Although I don’t print much or often, it’s nice to have somewhere to dry the results. Since Poppy was born a lot of stuff has migrated to the garage and eaten into my working space. I thought about installing an overhead drying rack. It should be easier to accommodate than one of those wire-mesh kinetic sculptures, and a lot less expensive. The online stores sell the usual variety (made of wood, wire and king-size marbles) for a crazy price: around £100 for something that might cost £15-20 to fabricate on a bad day.
So what about making my own? There were a few targets to consider. It would have to be quick to make. If I took a day building it, I might as well put in a day’s freelancing and earn enough for two shop-bought racks. It should be made from everyday materials and easy to duplicate anywhere.
An evening’s rummage on eBay later, I had bought half a gross of bulldog clips and 200 large wooden beads (folksy bracelets, for the making of). Add to that some heavyweight printer paper and a few yards of genuine NATO-grade nylon cord (!) from the army surplus store.
Bulldog clips will spot with rust over time and that could stain prints. So I designed a PDF template for a paper cover for the clip jaws: print, cut, fold and slot into place. Repeat 36 times per rack. Mail me or leave a comment if you want the template.
I used needle files to bore out the beads until the cord would fit. For this you need a small needle file and something really, really interesting on TV for the next few hours.

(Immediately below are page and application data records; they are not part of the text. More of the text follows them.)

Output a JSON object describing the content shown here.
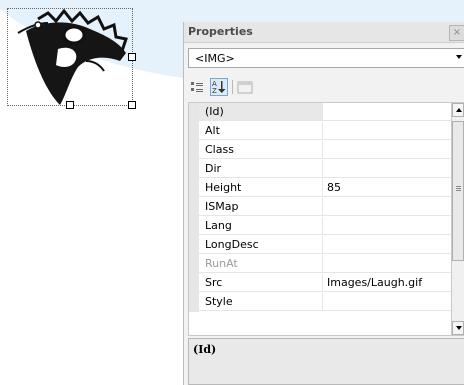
{
  "panel": {
    "title": "Properties",
    "close_glyph": "×",
    "object_selector": "<IMG>"
  },
  "toolbar": {
    "categorized_icon": "categorized-icon",
    "alphabetical_icon": "alphabetical-icon",
    "property_pages_icon": "property-pages-icon"
  },
  "properties": [
    {
      "name": "(Id)",
      "value": ""
    },
    {
      "name": "Alt",
      "value": ""
    },
    {
      "name": "Class",
      "value": ""
    },
    {
      "name": "Dir",
      "value": ""
    },
    {
      "name": "Height",
      "value": "85"
    },
    {
      "name": "ISMap",
      "value": ""
    },
    {
      "name": "Lang",
      "value": ""
    },
    {
      "name": "LongDesc",
      "value": ""
    },
    {
      "name": "RunAt",
      "value": ""
    },
    {
      "name": "Src",
      "value": "Images/Laugh.gif"
    },
    {
      "name": "Style",
      "value": ""
    }
  ],
  "description": {
    "title": "(Id)"
  },
  "colors": {
    "swoosh": "#e6f2fb",
    "panel_bg": "#f2f2f2"
  }
}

Then thread on three or four beads, a clip, some more beads, a clip… you get the idea. Be sure to tie a good hefty knot at each end of the cord when you’re done, or you’ll have little round things all over the floor, just where you can slip on them. It’s a good idea to tie the some intermediate knots in the cord so that if one end-knot works loose, the whole lot of beads and clips doesn’t cover your studio.

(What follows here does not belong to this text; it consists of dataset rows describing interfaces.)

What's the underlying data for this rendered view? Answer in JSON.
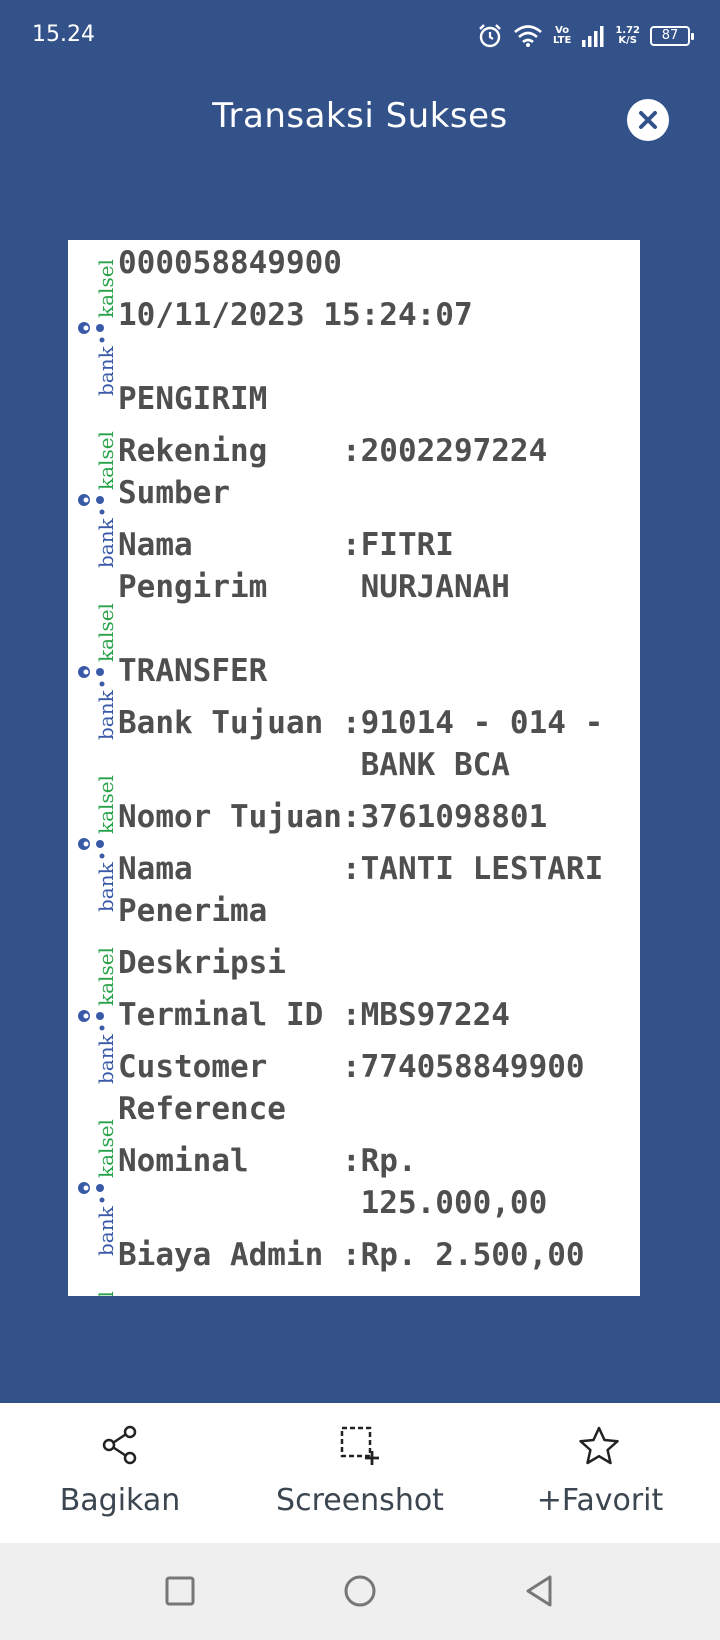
{
  "status_bar": {
    "time": "15.24",
    "volte_top": "Vo",
    "volte_bottom": "LTE",
    "speed_top": "1.72",
    "speed_bottom": "K/S",
    "battery": "87"
  },
  "header": {
    "title": "Transaksi Sukses",
    "close_icon": "close-icon"
  },
  "receipt": {
    "watermark_text": [
      "bank",
      "kalsel"
    ],
    "lines": [
      "000058849900",
      "10/11/2023 15:24:07",
      "PENGIRIM",
      "Rekening    :2002297224",
      "Sumber",
      "Nama        :FITRI",
      "Pengirim     NURJANAH",
      "TRANSFER",
      "Bank Tujuan :91014 - 014 -",
      "             BANK BCA",
      "Nomor Tujuan:3761098801",
      "Nama        :TANTI LESTARI",
      "Penerima",
      "Deskripsi",
      "Terminal ID :MBS97224",
      "Customer    :774058849900",
      "Reference",
      "Nominal     :Rp.",
      "             125.000,00",
      "Biaya Admin :Rp. 2.500,00"
    ]
  },
  "actions": [
    {
      "label": "Bagikan",
      "icon": "share-icon"
    },
    {
      "label": "Screenshot",
      "icon": "screenshot-icon"
    },
    {
      "label": "+Favorit",
      "icon": "star-icon"
    }
  ],
  "nav": {
    "recents_icon": "square-icon",
    "home_icon": "circle-icon",
    "back_icon": "triangle-back-icon"
  },
  "colors": {
    "background": "#34528a",
    "receipt_text": "#4f4f4f",
    "watermark_blue": "#3a5aa8",
    "watermark_green": "#2aa34a"
  }
}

After that, hanging is the easy part. A heavy-duty hook screwed into rafters on either side of the garage, and it was ready to go up. It works a treat. The beads keep the clips a couple of inches apart, to keep printed sheets from touching and to give your fingers room to grab a single clip. If you hit the assembly, even really hard, everything just drops back into place. If a paper cover gets dirty, replace it. Simple! Two racks cost around £12-£15 and an evening watching crummy movies on satellite TV.